_WHAT IS NEEDED_. Search the data for "source". Each line containing it is to be copied.

_ _ _ _ _ _ _

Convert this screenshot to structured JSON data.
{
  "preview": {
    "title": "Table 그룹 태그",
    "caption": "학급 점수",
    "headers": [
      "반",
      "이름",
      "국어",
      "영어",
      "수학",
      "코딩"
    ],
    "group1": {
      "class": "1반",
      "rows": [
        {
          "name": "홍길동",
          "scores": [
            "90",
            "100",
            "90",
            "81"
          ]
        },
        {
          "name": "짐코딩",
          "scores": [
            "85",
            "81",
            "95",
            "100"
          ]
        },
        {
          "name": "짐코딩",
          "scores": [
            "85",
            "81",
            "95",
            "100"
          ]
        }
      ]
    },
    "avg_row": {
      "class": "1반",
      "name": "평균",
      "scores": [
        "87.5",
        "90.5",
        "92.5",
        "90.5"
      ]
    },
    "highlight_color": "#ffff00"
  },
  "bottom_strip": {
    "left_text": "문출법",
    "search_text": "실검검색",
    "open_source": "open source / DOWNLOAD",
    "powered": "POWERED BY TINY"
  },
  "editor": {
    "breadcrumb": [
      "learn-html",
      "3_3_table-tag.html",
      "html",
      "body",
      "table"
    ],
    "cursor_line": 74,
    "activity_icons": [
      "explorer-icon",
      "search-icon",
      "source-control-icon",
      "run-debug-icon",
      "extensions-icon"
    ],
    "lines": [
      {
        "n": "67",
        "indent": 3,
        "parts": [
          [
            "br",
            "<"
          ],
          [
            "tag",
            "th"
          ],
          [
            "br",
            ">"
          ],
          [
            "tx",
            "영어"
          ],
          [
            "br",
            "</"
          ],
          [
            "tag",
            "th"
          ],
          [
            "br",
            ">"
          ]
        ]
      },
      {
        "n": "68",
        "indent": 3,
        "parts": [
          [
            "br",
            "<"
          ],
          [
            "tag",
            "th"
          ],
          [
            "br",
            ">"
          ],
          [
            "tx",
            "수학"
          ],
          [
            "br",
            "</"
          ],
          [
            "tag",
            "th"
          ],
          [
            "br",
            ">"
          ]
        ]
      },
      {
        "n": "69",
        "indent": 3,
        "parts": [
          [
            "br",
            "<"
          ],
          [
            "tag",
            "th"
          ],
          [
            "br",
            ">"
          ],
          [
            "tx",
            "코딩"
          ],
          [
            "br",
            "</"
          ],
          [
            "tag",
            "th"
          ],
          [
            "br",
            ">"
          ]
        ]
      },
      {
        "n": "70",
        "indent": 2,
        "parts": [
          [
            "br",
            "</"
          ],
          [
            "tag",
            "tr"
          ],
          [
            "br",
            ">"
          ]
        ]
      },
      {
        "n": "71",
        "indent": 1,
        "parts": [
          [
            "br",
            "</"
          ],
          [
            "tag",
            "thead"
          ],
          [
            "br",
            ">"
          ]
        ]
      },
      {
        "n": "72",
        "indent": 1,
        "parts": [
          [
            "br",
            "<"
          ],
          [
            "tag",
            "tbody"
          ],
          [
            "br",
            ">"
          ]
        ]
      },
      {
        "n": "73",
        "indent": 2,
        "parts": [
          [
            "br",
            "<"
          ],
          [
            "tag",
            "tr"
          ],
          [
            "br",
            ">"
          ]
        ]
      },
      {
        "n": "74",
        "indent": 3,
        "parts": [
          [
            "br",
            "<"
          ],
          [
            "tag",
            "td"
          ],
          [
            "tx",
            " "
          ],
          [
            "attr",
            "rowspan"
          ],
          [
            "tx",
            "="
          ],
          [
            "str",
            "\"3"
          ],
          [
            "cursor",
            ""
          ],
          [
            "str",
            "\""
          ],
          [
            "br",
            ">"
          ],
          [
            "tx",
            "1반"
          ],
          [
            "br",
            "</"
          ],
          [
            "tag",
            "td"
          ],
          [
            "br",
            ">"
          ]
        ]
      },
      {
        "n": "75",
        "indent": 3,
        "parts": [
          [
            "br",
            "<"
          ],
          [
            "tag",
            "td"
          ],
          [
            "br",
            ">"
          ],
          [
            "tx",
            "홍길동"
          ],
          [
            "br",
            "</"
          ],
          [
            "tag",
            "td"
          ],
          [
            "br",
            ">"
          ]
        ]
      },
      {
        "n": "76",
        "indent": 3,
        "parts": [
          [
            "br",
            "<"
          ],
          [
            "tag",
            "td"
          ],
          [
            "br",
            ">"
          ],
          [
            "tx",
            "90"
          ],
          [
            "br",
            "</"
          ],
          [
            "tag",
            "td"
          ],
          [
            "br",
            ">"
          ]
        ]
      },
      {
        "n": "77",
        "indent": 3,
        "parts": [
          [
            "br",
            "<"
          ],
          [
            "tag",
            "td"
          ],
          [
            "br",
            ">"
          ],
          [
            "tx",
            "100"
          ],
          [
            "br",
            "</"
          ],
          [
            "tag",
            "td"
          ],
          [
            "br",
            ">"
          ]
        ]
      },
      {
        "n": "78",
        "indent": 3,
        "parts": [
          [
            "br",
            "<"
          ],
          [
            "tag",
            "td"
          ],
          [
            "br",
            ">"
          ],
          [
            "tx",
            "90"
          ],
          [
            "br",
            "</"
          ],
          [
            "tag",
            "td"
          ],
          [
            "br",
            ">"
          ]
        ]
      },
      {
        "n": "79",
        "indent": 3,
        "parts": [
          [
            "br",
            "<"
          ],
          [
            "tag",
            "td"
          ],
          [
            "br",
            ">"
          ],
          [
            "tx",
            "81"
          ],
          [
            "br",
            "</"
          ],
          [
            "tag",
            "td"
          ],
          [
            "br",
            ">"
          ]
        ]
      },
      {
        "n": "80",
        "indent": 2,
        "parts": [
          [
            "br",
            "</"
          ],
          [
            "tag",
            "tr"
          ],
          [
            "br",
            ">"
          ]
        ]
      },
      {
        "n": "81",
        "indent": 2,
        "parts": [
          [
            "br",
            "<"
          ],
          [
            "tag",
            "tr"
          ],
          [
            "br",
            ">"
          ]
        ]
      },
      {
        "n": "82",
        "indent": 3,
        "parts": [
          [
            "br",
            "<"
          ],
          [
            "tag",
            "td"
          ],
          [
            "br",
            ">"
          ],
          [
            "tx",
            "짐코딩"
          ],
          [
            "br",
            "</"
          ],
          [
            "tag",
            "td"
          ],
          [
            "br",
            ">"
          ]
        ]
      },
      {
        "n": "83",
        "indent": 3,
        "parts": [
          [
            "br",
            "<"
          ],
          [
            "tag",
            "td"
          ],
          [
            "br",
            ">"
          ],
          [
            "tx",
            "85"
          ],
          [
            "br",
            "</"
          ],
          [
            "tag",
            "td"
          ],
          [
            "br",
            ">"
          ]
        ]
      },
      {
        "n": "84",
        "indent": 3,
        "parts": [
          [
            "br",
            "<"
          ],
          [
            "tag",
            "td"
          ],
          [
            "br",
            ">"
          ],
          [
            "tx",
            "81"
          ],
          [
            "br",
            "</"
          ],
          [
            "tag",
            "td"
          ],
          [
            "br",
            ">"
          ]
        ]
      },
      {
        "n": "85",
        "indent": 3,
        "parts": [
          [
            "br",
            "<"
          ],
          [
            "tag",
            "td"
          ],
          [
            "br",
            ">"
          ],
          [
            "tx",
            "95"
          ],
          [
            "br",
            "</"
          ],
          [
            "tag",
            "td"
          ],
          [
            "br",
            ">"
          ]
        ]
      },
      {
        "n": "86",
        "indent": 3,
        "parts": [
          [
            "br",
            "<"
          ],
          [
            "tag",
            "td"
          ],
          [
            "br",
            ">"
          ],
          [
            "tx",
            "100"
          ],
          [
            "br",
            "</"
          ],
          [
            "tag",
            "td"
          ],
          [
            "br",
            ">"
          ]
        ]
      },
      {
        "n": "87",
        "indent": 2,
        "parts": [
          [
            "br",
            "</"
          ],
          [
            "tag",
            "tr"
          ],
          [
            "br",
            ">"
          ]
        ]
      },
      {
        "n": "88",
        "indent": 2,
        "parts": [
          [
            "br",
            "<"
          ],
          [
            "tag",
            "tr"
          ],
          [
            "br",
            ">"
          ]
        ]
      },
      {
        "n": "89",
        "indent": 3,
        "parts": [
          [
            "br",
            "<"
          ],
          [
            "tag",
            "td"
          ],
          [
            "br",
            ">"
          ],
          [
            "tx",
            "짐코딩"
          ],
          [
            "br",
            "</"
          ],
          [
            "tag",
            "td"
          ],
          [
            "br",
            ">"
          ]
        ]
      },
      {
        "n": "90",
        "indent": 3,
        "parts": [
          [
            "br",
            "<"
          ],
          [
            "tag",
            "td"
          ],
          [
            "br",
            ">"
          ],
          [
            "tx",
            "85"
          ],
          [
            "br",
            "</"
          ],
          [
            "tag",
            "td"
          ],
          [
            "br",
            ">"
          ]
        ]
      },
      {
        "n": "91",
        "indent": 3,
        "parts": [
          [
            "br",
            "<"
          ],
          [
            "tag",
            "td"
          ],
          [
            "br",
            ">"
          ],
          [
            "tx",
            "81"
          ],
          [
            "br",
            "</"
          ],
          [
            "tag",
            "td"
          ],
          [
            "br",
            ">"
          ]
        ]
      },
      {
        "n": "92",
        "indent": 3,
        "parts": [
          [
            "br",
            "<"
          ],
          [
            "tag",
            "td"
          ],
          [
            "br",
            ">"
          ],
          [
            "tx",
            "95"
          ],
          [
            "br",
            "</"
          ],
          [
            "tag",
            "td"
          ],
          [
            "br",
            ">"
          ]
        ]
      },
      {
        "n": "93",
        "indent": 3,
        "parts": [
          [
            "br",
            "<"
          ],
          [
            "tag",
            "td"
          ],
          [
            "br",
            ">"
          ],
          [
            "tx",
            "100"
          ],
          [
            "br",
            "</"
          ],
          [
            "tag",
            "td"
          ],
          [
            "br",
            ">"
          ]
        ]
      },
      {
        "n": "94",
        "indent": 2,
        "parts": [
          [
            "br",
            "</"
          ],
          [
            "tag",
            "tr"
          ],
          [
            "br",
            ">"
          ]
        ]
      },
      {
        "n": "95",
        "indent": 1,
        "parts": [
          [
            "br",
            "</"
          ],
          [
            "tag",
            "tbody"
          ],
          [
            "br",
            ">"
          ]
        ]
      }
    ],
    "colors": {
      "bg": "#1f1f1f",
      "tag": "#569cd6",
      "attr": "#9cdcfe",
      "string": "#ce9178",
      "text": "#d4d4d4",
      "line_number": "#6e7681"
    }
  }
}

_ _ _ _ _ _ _

_RESPONSE TO THIS EXERCISE_.
    "open_source": "open source / DOWNLOAD",
      "source-control-icon",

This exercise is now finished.